I am unsure how this morning will go. For the past two weeks, we have been trying to prepare the kids for getting up early but have yet to make them get up at 6:30. Lexie loves her sleep, so I expect it to be difficult to wake her up. Or she could be excited about Kinder and pop awake.

I don’t imagine getting them ready will be a problem. They will be excited and we walk with friends from the neighborhood, so there is that motivation for getting out the door on time. What I wonder about is how Lexie will do when I leave her in her classroom? She is typically an out-going, friendly girl. She has no problem introducing herself to other children. But when she sees the other nervous kindergartners will this cause her to worry too?

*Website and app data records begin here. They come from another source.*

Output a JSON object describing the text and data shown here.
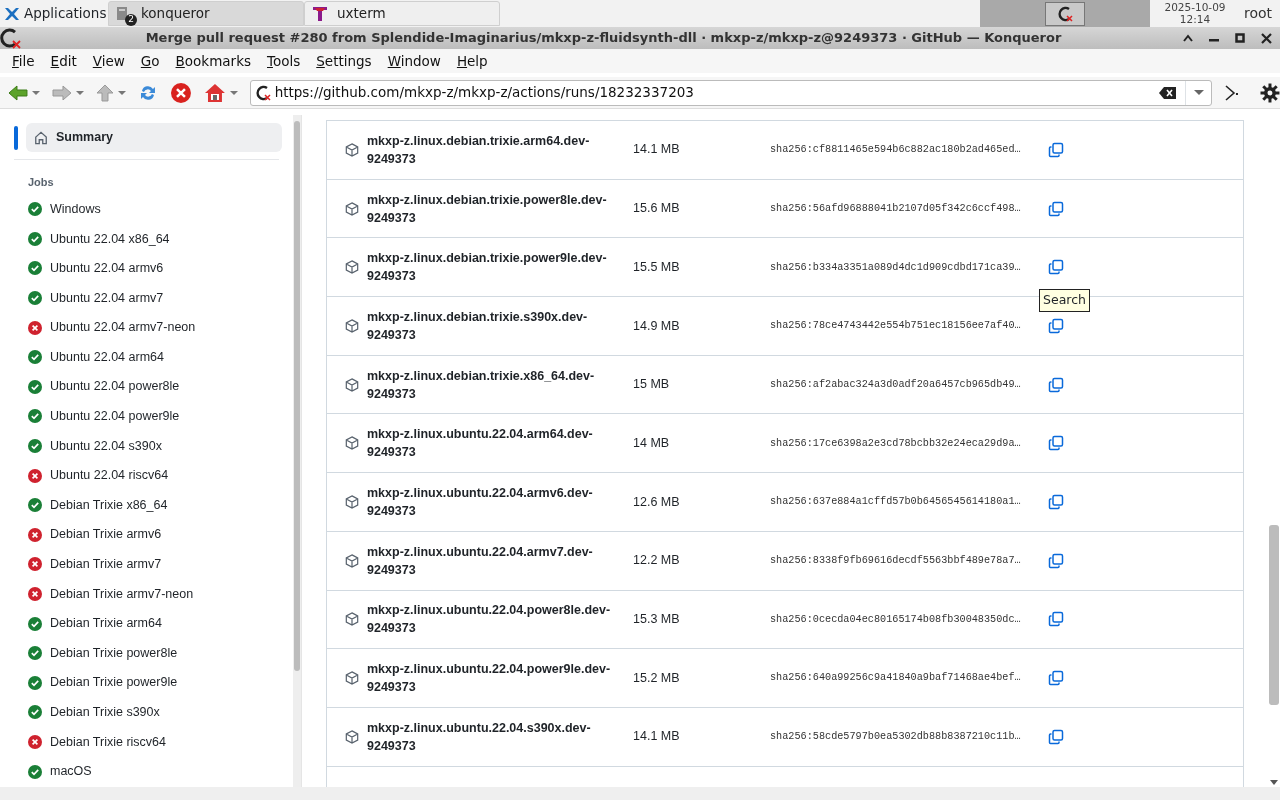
{
  "taskbar": {
    "launcher": "Applications",
    "tasks": [
      {
        "label": "konqueror",
        "badge": "2",
        "selected": true
      },
      {
        "label": "uxterm",
        "selected": false
      }
    ],
    "date": "2025-10-09",
    "time": "12:14",
    "user": "root"
  },
  "window": {
    "title": "Merge pull request #280 from Splendide-Imaginarius/mkxp-z-fluidsynth-dll · mkxp-z/mkxp-z@9249373 · GitHub — Konqueror"
  },
  "menu": [
    "File",
    "Edit",
    "View",
    "Go",
    "Bookmarks",
    "Tools",
    "Settings",
    "Window",
    "Help"
  ],
  "address": {
    "value": "https://github.com/mkxp-z/mkxp-z/actions/runs/18232337203"
  },
  "sidebar": {
    "summary": {
      "label": "Summary",
      "selected": true
    },
    "jobs_heading": "Jobs",
    "jobs": [
      {
        "label": "Windows",
        "failed": false
      },
      {
        "label": "Ubuntu 22.04 x86_64",
        "failed": false
      },
      {
        "label": "Ubuntu 22.04 armv6",
        "failed": false
      },
      {
        "label": "Ubuntu 22.04 armv7",
        "failed": false
      },
      {
        "label": "Ubuntu 22.04 armv7-neon",
        "failed": true
      },
      {
        "label": "Ubuntu 22.04 arm64",
        "failed": false
      },
      {
        "label": "Ubuntu 22.04 power8le",
        "failed": false
      },
      {
        "label": "Ubuntu 22.04 power9le",
        "failed": false
      },
      {
        "label": "Ubuntu 22.04 s390x",
        "failed": false
      },
      {
        "label": "Ubuntu 22.04 riscv64",
        "failed": true
      },
      {
        "label": "Debian Trixie x86_64",
        "failed": false
      },
      {
        "label": "Debian Trixie armv6",
        "failed": true
      },
      {
        "label": "Debian Trixie armv7",
        "failed": true
      },
      {
        "label": "Debian Trixie armv7-neon",
        "failed": true
      },
      {
        "label": "Debian Trixie arm64",
        "failed": false
      },
      {
        "label": "Debian Trixie power8le",
        "failed": false
      },
      {
        "label": "Debian Trixie power9le",
        "failed": false
      },
      {
        "label": "Debian Trixie s390x",
        "failed": false
      },
      {
        "label": "Debian Trixie riscv64",
        "failed": true
      },
      {
        "label": "macOS",
        "failed": false
      }
    ]
  },
  "artifacts": [
    {
      "name": "mkxp-z.linux.debian.trixie.arm64.dev-9249373",
      "size": "14.1 MB",
      "digest": "sha256:cf8811465e594b6c882ac180b2ad465ed…"
    },
    {
      "name": "mkxp-z.linux.debian.trixie.power8le.dev-9249373",
      "size": "15.6 MB",
      "digest": "sha256:56afd96888041b2107d05f342c6ccf498…"
    },
    {
      "name": "mkxp-z.linux.debian.trixie.power9le.dev-9249373",
      "size": "15.5 MB",
      "digest": "sha256:b334a3351a089d4dc1d909cdbd171ca39…"
    },
    {
      "name": "mkxp-z.linux.debian.trixie.s390x.dev-9249373",
      "size": "14.9 MB",
      "digest": "sha256:78ce4743442e554b751ec18156ee7af40…"
    },
    {
      "name": "mkxp-z.linux.debian.trixie.x86_64.dev-9249373",
      "size": "15 MB",
      "digest": "sha256:af2abac324a3d0adf20a6457cb965db49…"
    },
    {
      "name": "mkxp-z.linux.ubuntu.22.04.arm64.dev-9249373",
      "size": "14 MB",
      "digest": "sha256:17ce6398a2e3cd78bcbb32e24eca29d9a…"
    },
    {
      "name": "mkxp-z.linux.ubuntu.22.04.armv6.dev-9249373",
      "size": "12.6 MB",
      "digest": "sha256:637e884a1cffd57b0b6456545614180a1…"
    },
    {
      "name": "mkxp-z.linux.ubuntu.22.04.armv7.dev-9249373",
      "size": "12.2 MB",
      "digest": "sha256:8338f9fb69616decdf5563bbf489e78a7…"
    },
    {
      "name": "mkxp-z.linux.ubuntu.22.04.power8le.dev-9249373",
      "size": "15.3 MB",
      "digest": "sha256:0cecda04ec80165174b08fb30048350dc…"
    },
    {
      "name": "mkxp-z.linux.ubuntu.22.04.power9le.dev-9249373",
      "size": "15.2 MB",
      "digest": "sha256:640a99256c9a41840a9baf71468ae4bef…"
    },
    {
      "name": "mkxp-z.linux.ubuntu.22.04.s390x.dev-9249373",
      "size": "14.1 MB",
      "digest": "sha256:58cde5797b0ea5302db88b8387210c11b…"
    }
  ],
  "tooltip": "Search"
}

I am not one to stay long at the school. I will walk Lexie to class and see that she is settled in her assigned seat. As I said, I imagine Jase will come with us. After a quick reassurance that I will pick her up on the school patio at the end of the day, I will have to walk away. No, not a tear in the eye but with the knowledge that Lexie is ready for this new challenge.

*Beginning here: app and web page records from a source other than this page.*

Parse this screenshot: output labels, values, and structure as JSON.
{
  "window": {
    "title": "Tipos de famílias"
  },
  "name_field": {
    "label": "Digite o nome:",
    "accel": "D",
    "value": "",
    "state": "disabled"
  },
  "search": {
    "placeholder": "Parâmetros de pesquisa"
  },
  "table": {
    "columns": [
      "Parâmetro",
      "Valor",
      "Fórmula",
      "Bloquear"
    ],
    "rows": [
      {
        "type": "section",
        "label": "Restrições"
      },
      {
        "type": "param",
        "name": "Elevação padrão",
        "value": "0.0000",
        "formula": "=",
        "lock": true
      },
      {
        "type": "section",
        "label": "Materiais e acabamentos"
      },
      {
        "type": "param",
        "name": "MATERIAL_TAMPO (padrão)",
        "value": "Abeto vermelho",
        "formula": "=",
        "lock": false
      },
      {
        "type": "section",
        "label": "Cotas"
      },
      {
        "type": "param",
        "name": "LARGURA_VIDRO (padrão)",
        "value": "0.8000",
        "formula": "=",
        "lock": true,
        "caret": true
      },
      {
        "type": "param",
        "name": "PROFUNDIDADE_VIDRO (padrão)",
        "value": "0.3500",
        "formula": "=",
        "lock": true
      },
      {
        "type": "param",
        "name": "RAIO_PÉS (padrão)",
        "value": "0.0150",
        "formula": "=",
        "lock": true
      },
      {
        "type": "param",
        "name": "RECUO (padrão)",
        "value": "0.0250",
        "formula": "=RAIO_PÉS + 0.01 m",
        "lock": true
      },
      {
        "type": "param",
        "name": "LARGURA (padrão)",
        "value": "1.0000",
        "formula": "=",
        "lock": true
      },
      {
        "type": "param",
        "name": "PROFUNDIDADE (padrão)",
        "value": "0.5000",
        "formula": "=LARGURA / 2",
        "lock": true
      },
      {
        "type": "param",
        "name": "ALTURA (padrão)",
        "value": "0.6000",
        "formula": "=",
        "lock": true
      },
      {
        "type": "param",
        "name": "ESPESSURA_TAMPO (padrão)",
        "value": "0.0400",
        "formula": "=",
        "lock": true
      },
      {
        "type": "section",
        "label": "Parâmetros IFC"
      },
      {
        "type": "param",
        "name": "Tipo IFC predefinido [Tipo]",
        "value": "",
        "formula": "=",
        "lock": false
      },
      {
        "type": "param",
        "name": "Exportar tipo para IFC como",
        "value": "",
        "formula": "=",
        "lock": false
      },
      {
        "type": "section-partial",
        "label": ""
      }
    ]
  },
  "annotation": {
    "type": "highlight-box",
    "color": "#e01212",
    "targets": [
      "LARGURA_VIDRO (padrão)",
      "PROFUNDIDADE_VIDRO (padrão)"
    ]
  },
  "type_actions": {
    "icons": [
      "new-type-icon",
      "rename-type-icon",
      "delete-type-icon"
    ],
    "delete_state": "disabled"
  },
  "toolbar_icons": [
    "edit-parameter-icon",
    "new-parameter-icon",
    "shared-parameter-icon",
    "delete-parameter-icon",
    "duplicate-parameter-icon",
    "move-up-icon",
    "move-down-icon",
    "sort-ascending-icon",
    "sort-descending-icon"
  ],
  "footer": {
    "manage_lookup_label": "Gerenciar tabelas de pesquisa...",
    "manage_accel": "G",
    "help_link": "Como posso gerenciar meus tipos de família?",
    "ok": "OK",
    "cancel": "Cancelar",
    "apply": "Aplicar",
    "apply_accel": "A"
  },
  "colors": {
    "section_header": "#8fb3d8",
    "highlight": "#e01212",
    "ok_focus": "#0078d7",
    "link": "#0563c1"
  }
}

That isn’t to say that I won’t be a tad sad when I walk in the door to the house and realize the kids are gone all day. Heck, who am I kidding? I have too much to do to worry about the kids.

School performance: My shy child in front of all those parents

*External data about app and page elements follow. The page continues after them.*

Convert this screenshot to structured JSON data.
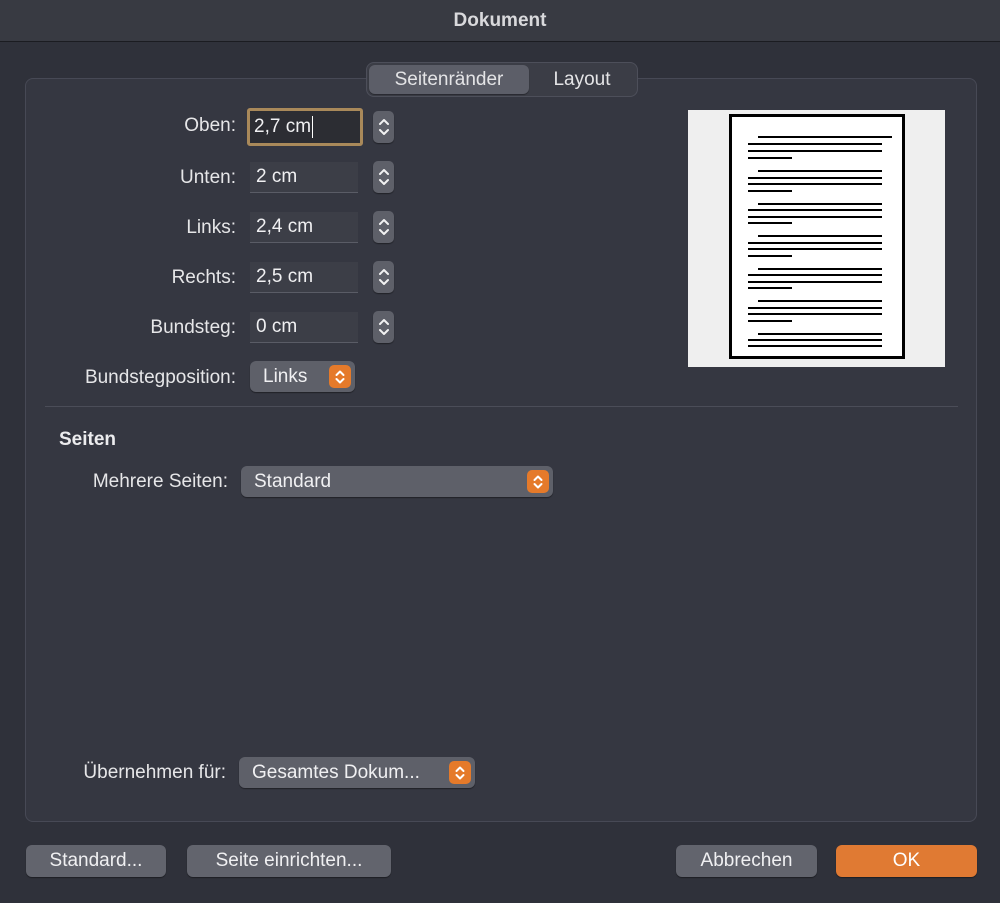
{
  "window": {
    "title": "Dokument"
  },
  "tabs": [
    {
      "label": "Seitenränder",
      "active": true
    },
    {
      "label": "Layout",
      "active": false
    }
  ],
  "margins": {
    "top": {
      "label": "Oben:",
      "value": "2,7 cm"
    },
    "bottom": {
      "label": "Unten:",
      "value": "2 cm"
    },
    "left": {
      "label": "Links:",
      "value": "2,4 cm"
    },
    "right": {
      "label": "Rechts:",
      "value": "2,5 cm"
    },
    "gutter": {
      "label": "Bundsteg:",
      "value": "0 cm"
    },
    "gutter_position": {
      "label": "Bundstegposition:",
      "value": "Links"
    }
  },
  "pages_section": {
    "heading": "Seiten",
    "multiple_pages": {
      "label": "Mehrere Seiten:",
      "value": "Standard"
    }
  },
  "apply_to": {
    "label": "Übernehmen für:",
    "value": "Gesamtes Dokum..."
  },
  "buttons": {
    "default": "Standard...",
    "page_setup": "Seite einrichten...",
    "cancel": "Abbrechen",
    "ok": "OK"
  },
  "colors": {
    "accent": "#e57a2a",
    "focus_ring": "#a9895a",
    "background": "#2f313a"
  },
  "icons": {
    "stepper": "stepper-arrows-icon",
    "popup": "popup-chevron-icon"
  }
}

In January, my son came home and announced he wanted to try for a speaking part in the upcoming first-grade performance.

I nodded and then asked, “you know you will be performing in front of people?”

“Of course,” he replied, looking at me like that was the silliest question he had ever heard.

My mind instantly flashed back to last year’s kinder performance. All five kindergarten classes stood before their parents and sang songs of the rainbow. And there stood Jase looking like a deer caught in the headlights. He barely sang or did any of the accompanying hand/arm movements. He clearly had a case of stage fright and that was with everyone standing together on the stage.

This year’s performance will be a short program entitled “BUGZ.” I don’t know how many kids have speaking parts but Jase got the part of bug number 22 which is a firefly. Those who don’t have a speaking part will be part of the choir.

FireflyJase will be up there with three other fireflies and has two lines.

Rehearsals started three weeks ago, and the performance is next week. They will perform for the fifth graders in the morning and then for the parents in the evening.

I worry he will suffer stage fright again, or he will only speak in a whisper. He has never been a very loud kid, and he has always been shy around adults. He didn’t even speak to his preschool teacher until the last month of school. As he has gotten older, he has done better with talking to adults but often is shy in a group. And when he is nervous, he tends to stutter a little.

I know there will be other students who mess up or only whisper their lines, but I hope Jase doesn’t run into any of those problems. I hope he can deliver his lines with confidence and have a good experience because I know that these first experiences can make an impact on how he feels and how he does at future performances.

I am not comfortable speaking before a large group. I will not be the best one to give him advice, and I certainly don’t want to discourage him or transfer any of my fears onto him. In this case, I will probably have to let my husband do any pep talks on how to handle stage fright. As an attorney, he is used to speaking in front of judges and juries and often gives speeches at legal conferences.

So I will have to wait and see how Jase does next week. Right now, he is just excited about having a speaking part. No matter what happens, I will be proud of him.